This doesn’t seem very responsible, given the fact that this is an article about Arkansas’ poorest citizens buying the most lottery tickets. It’s almost as if the Arkansas Lottery Director is telling them, “The reason you haven’t won the jackpot yet is because you just aren’t buying enough lottery tickets.” The fact that the lottery is being played by people who can least afford to buy lottery tickets should be cause for concern.
The second quote that piqued my interest was a statement by Passailaigue that the Lottery Commission plans to do a study this fall on who buys lottery tickets, but that he already had expectations about its results.
He cites a South Carolina study that said most lottery players don’t play every week, and that 66% of its players spent between $1 and $5 when they played.
I’ve looked at studies like this one, and I can tell you about a serious flaw in the way they’re handled: They don’t delve deep enough.
Studies like the one the Lottery Commission is planning typically only ask a couple of real questions about lottery play: Do you ever play the lottery, and How much do you spend when you do play?
What they don’t look at is the fact that in most states, about 80% of the lottery’s revenue comes from roughly 20% of its players—players who are poor and playing the lottery out of desperation.
In other words, while it may be said that people of all walks of life do occasionally play the lottery, there’s a very small group of people doing most of the playing on a regular basis. Studies like the one the Arkansas Lottery Commission is planning stop short of really examining this fact, and do very little to raise awareness about problem gambling and gambling addiction.
While it seems the Arkansas Lottery Director’s mind is made up as to what the upcoming study will find, I hope the Lottery Commissioners will take a more open approach, and authorize a much more comprehensive study that takes a hard look at who is playing the lottery the most rather than who is playing the lottery at all.

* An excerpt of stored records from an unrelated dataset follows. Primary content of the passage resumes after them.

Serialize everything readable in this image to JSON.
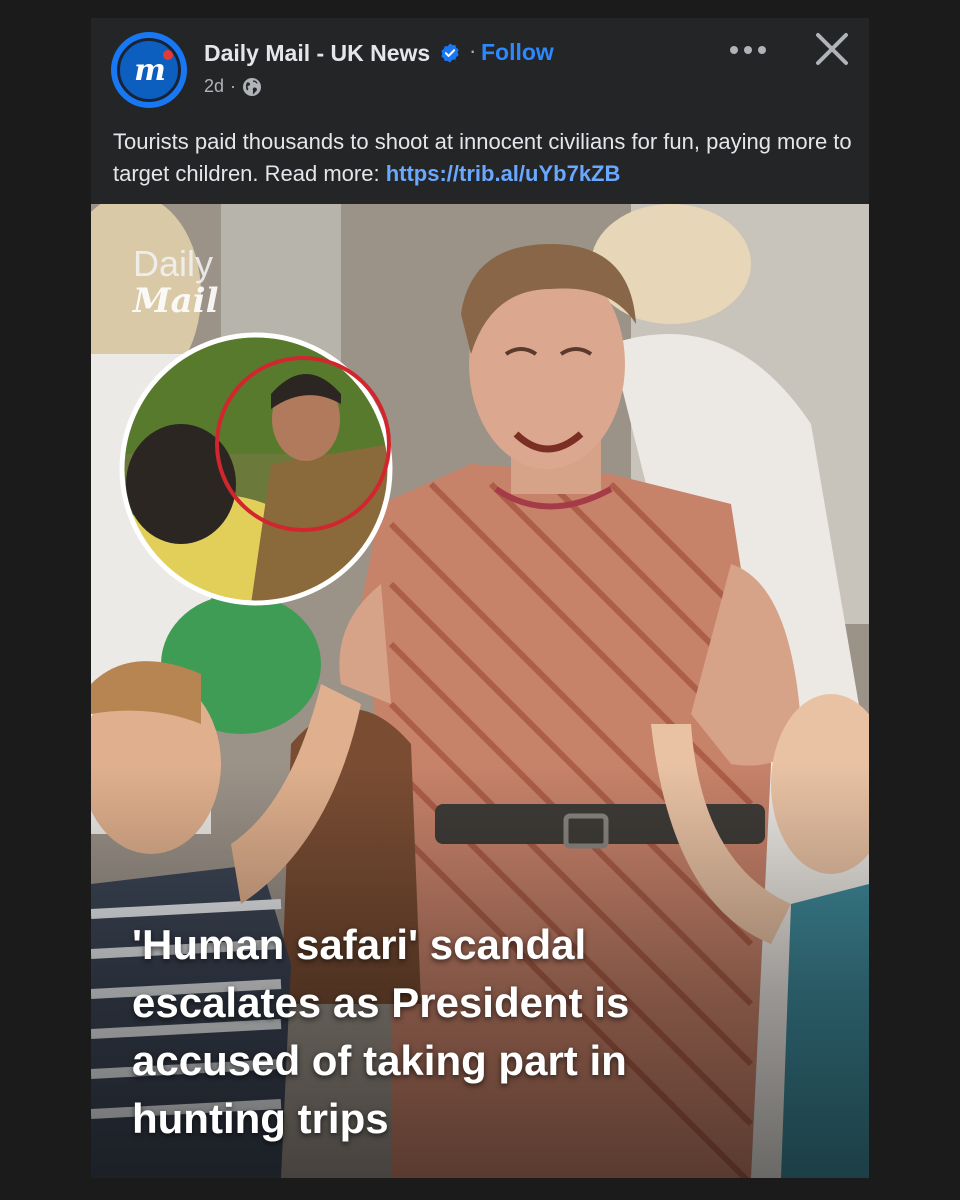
{
  "post": {
    "page_name": "Daily Mail - UK News",
    "follow_label": "Follow",
    "separator": "·",
    "timestamp": "2d",
    "meta_separator": "·",
    "caption_text": "Tourists paid thousands to shoot at innocent civilians for fun, paying more to target children. Read more: ",
    "caption_link": "https://trib.al/uYb7kZB"
  },
  "image": {
    "brand_line1": "Daily",
    "brand_line2": "Mail",
    "headline": "'Human safari' scandal escalates as President is accused of taking part in hunting trips"
  },
  "icons": {
    "avatar": "daily-mail-logo",
    "verified": "verified-badge-icon",
    "audience": "globe-icon",
    "more": "more-options-icon",
    "close": "close-icon"
  },
  "colors": {
    "background": "#1b1b1b",
    "card": "#242526",
    "text": "#e4e6eb",
    "secondary_text": "#b0b3b8",
    "link": "#2d88ff",
    "verified": "#1877f2"
  }
}
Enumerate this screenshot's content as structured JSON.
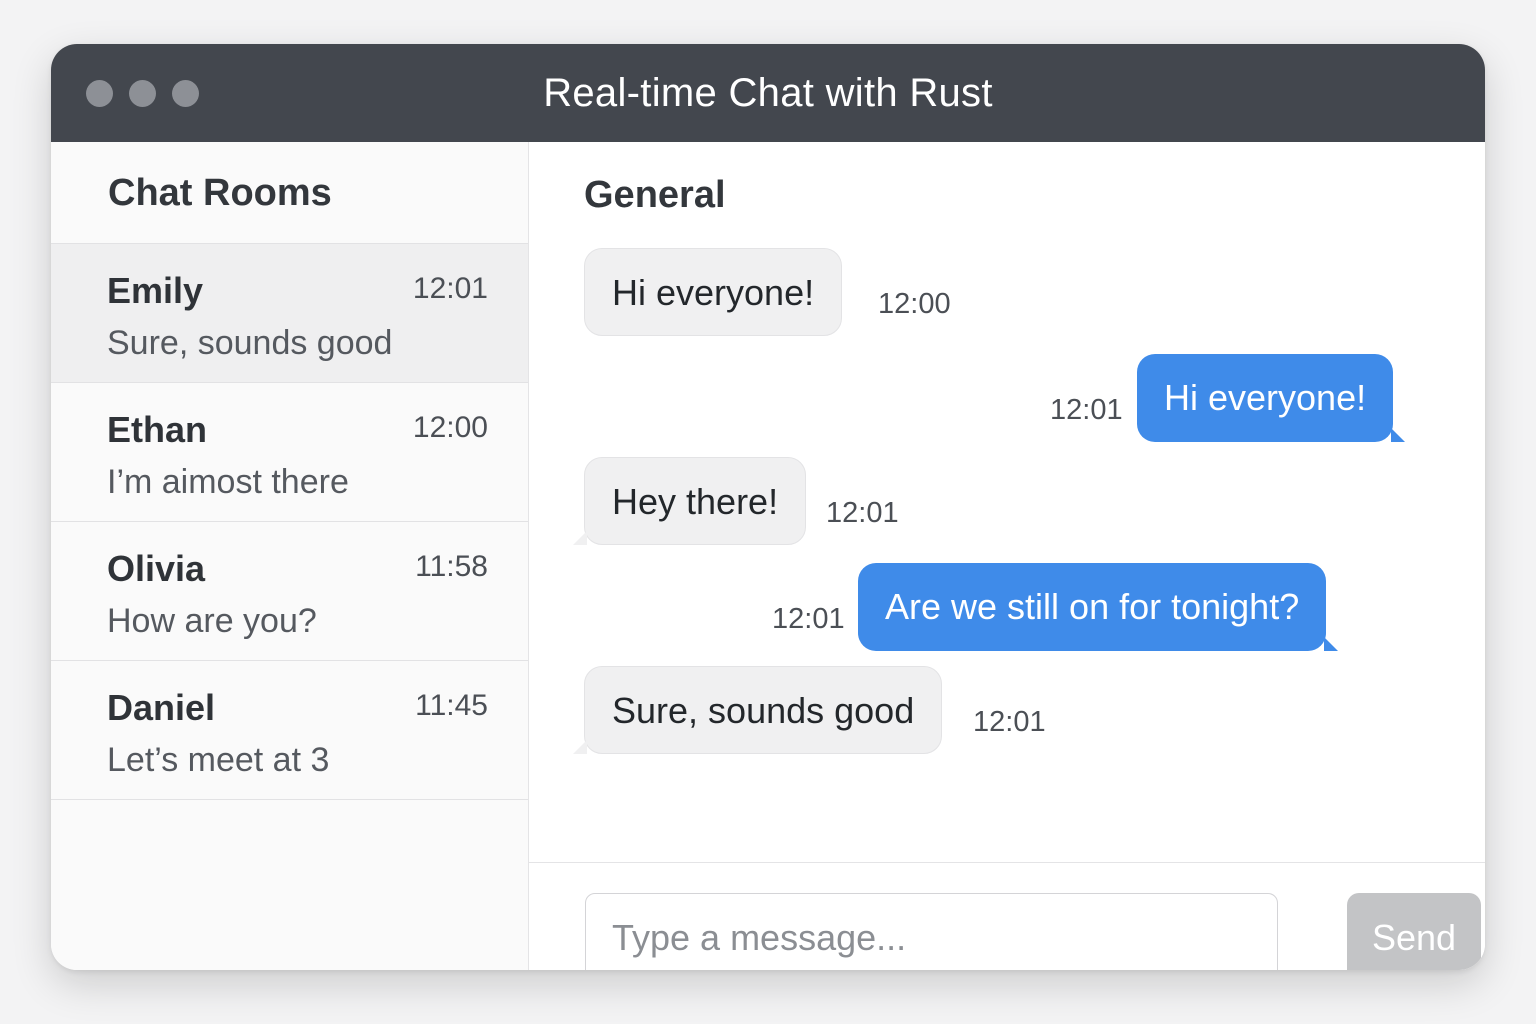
{
  "window": {
    "title": "Real-time Chat with Rust"
  },
  "sidebar": {
    "heading": "Chat Rooms",
    "rooms": [
      {
        "name": "Emily",
        "time": "12:01",
        "preview": "Sure, sounds good",
        "active": true
      },
      {
        "name": "Ethan",
        "time": "12:00",
        "preview": "I’m aimost there",
        "active": false
      },
      {
        "name": "Olivia",
        "time": "11:58",
        "preview": "How are you?",
        "active": false
      },
      {
        "name": "Daniel",
        "time": "11:45",
        "preview": "Let’s meet at 3",
        "active": false
      }
    ]
  },
  "chat": {
    "room_title": "General",
    "messages": [
      {
        "text": "Hi everyone!",
        "time": "12:00",
        "direction": "incoming"
      },
      {
        "text": "Hi everyone!",
        "time": "12:01",
        "direction": "outgoing"
      },
      {
        "text": "Hey there!",
        "time": "12:01",
        "direction": "incoming"
      },
      {
        "text": "Are we still on for tonight?",
        "time": "12:01",
        "direction": "outgoing"
      },
      {
        "text": "Sure, sounds good",
        "time": "12:01",
        "direction": "incoming"
      }
    ]
  },
  "composer": {
    "placeholder": "Type a message...",
    "value": "",
    "send_label": "Send"
  },
  "colors": {
    "titlebar": "#43474e",
    "outgoing_bubble": "#3f8be9",
    "incoming_bubble": "#f0f0f1",
    "send_disabled": "#c3c4c6"
  }
}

If the Director is confident about who really plays the lottery in Arkansas, he shouldn’t have any reservations about a study that goes a little deeper than the one done by the state lottery in South Carolina.